The average age of first-time brides has reached 30, official figures show.
Women are walking up the aisle almost a decade later than their mothers did, as they enjoy more relationships and devote more attention to their careers.
In addition, many couples are choosing never to tie the knot, with the number of weddings is at its lowest level for more than a century.
Experts believe the data reflect the fact that marriage has simply become another “lifestyle choice” in recent decades, particularly for women who have far more options open to them than just raising a family, as they are now better educated and better paid than previous generations.
Simon Duncan, professor of comparative social policy at Bradford University, told a Sunday newspaper: “You no longer need marriage to prove that you are an adult, so there’s not the rush there used to be for young people.”
Data held by the Office for National Statistics show that in 1961, the mean age for first-time brides was 23.1 years old.
In 1976, around the time that the mothers of many of today’s brides would have married, the average age at first marriage was just 22.6 for women and 21.5 for men.

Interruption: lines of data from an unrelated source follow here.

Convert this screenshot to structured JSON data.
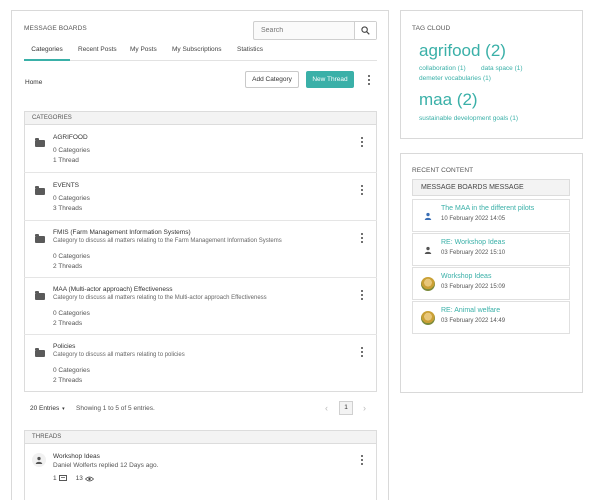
{
  "header": {
    "title": "MESSAGE BOARDS",
    "search_placeholder": "Search"
  },
  "tabs": [
    {
      "label": "Categories",
      "active": true
    },
    {
      "label": "Recent Posts"
    },
    {
      "label": "My Posts"
    },
    {
      "label": "My Subscriptions"
    },
    {
      "label": "Statistics"
    }
  ],
  "toolbar": {
    "breadcrumb": "Home",
    "add_category": "Add Category",
    "new_thread": "New Thread"
  },
  "categories": {
    "header": "CATEGORIES",
    "items": [
      {
        "name": "AGRIFOOD",
        "description": "",
        "categories": "0 Categories",
        "threads": "1 Thread"
      },
      {
        "name": "EVENTS",
        "description": "",
        "categories": "0 Categories",
        "threads": "3 Threads"
      },
      {
        "name": "FMIS (Farm Management Information Systems)",
        "description": "Category to discuss all matters relating to the Farm Management Information Systems",
        "categories": "0 Categories",
        "threads": "2 Threads"
      },
      {
        "name": "MAA (Multi-actor approach) Effectiveness",
        "description": "Category to discuss all matters relating to the Multi-actor approach Effectiveness",
        "categories": "0 Categories",
        "threads": "2 Threads"
      },
      {
        "name": "Policies",
        "description": "Category to discuss all matters relating to policies",
        "categories": "0 Categories",
        "threads": "2 Threads"
      }
    ]
  },
  "pagination": {
    "per_page": "20 Entries",
    "summary": "Showing 1 to 5 of 5 entries.",
    "current_page": "1"
  },
  "threads": {
    "header": "THREADS",
    "items": [
      {
        "title": "Workshop Ideas",
        "subtitle": "Daniel Wolferts replied 12 Days ago.",
        "replies": "1",
        "views": "13"
      }
    ]
  },
  "tag_cloud": {
    "title": "TAG CLOUD",
    "tags": [
      {
        "label": "agrifood (2)",
        "size": "large"
      },
      {
        "label": "collaboration (1)",
        "size": "small"
      },
      {
        "label": "data space (1)",
        "size": "small"
      },
      {
        "label": "demeter vocabularies (1)",
        "size": "small"
      },
      {
        "label": "maa (2)",
        "size": "large"
      },
      {
        "label": "sustainable development goals (1)",
        "size": "small"
      }
    ]
  },
  "recent_content": {
    "title": "RECENT CONTENT",
    "header": "MESSAGE BOARDS MESSAGE",
    "items": [
      {
        "title": "The MAA in the different pilots",
        "date": "10 February 2022 14:05",
        "avatar": "user-icon"
      },
      {
        "title": "RE: Workshop Ideas",
        "date": "03 February 2022 15:10",
        "avatar": "user-icon"
      },
      {
        "title": "Workshop Ideas",
        "date": "03 February 2022 15:09",
        "avatar": "photo-avatar"
      },
      {
        "title": "RE: Animal welfare",
        "date": "03 February 2022 14:49",
        "avatar": "photo-avatar"
      }
    ]
  },
  "colors": {
    "accent": "#3ab0a8",
    "border": "#d9d9d9",
    "header_bg": "#f3f3f3"
  }
}
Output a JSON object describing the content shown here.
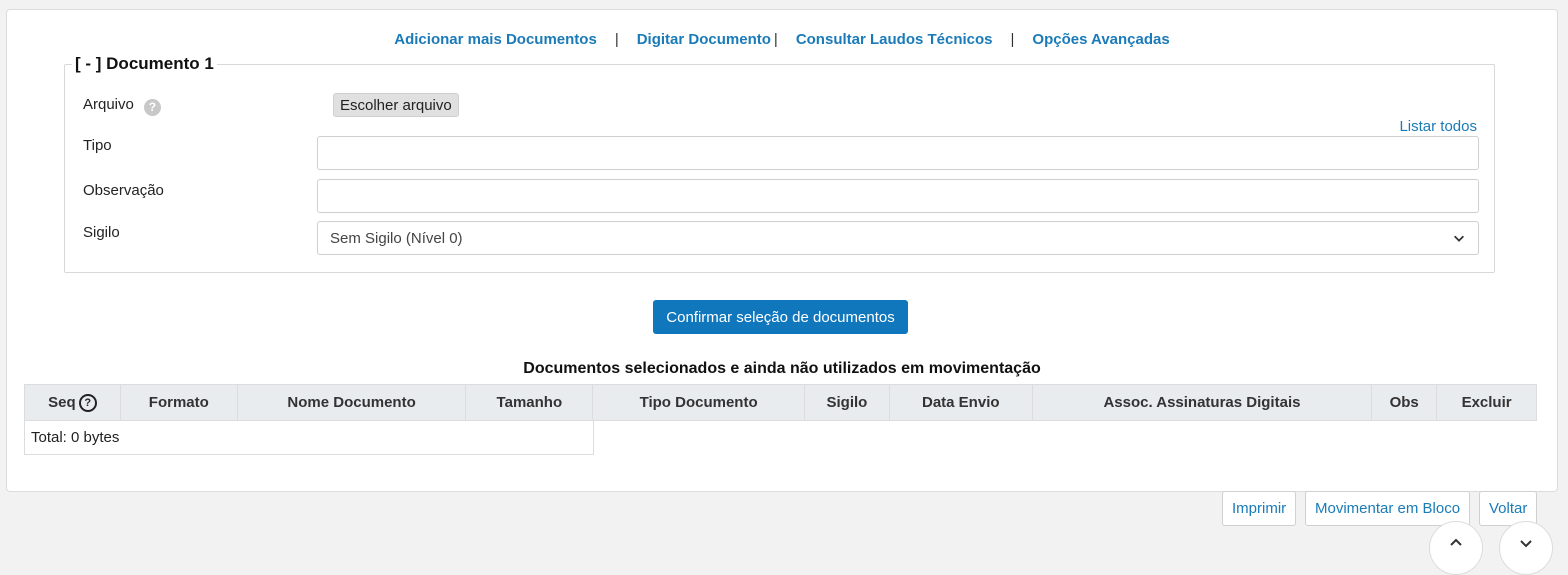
{
  "top_links": {
    "add_more": "Adicionar mais Documentos",
    "type_document": "Digitar Documento",
    "technical_reports": "Consultar Laudos Técnicos",
    "advanced_options": "Opções Avançadas",
    "separator": "|"
  },
  "document": {
    "legend": "[ - ] Documento 1",
    "file_label": "Arquivo",
    "help_glyph": "?",
    "choose_file": "Escolher arquivo",
    "list_all": "Listar todos",
    "type_label": "Tipo",
    "type_value": "",
    "observation_label": "Observação",
    "observation_value": "",
    "secrecy_label": "Sigilo",
    "secrecy_selected": "Sem Sigilo (Nível 0)"
  },
  "confirm_button": "Confirmar seleção de documentos",
  "table": {
    "title": "Documentos selecionados e ainda não utilizados em movimentação",
    "columns": [
      "Seq",
      "Formato",
      "Nome Documento",
      "Tamanho",
      "Tipo Documento",
      "Sigilo",
      "Data Envio",
      "Assoc. Assinaturas Digitais",
      "Obs",
      "Excluir"
    ],
    "total": "Total: 0 bytes"
  },
  "bottom_buttons": {
    "print": "Imprimir",
    "move_block": "Movimentar em Bloco",
    "back": "Voltar"
  },
  "colors": {
    "link": "#1a7bb8",
    "primary_button": "#1177bd",
    "table_header_bg": "#e9ecef"
  }
}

Many young people today are still at university at that age, particularly if they have taken gap years, while few will be worrying that they will be “left on the shelf” unless they commit to a long-term relationship.
By 2004 the mean age for first-time brides had reached 29.1 years and has been above 30 for all but one of the past seven quarters, reaching 30.1 in June last year.
The mean age for first-time grooms is higher still, at 32.2 years.
Meanwhile, only 235,370 couples were married in 2008, the most recent year for which ONS figures are available, the lowest number since 1895 when the population of England and Wales was far lower. Civil ceremonies in register offices and hotels now outnumber church weddings by two to one.
Christine Webber, a psychoanalyst, said: “Women now find themselves in this massive shop full of options, where they can choose education or a career or travelling.
“With young people thinking they’re going to live to 100, finding a husband is no longer going to be a priority.”
Is the average going to be 40 ten years from now? Hhmmm?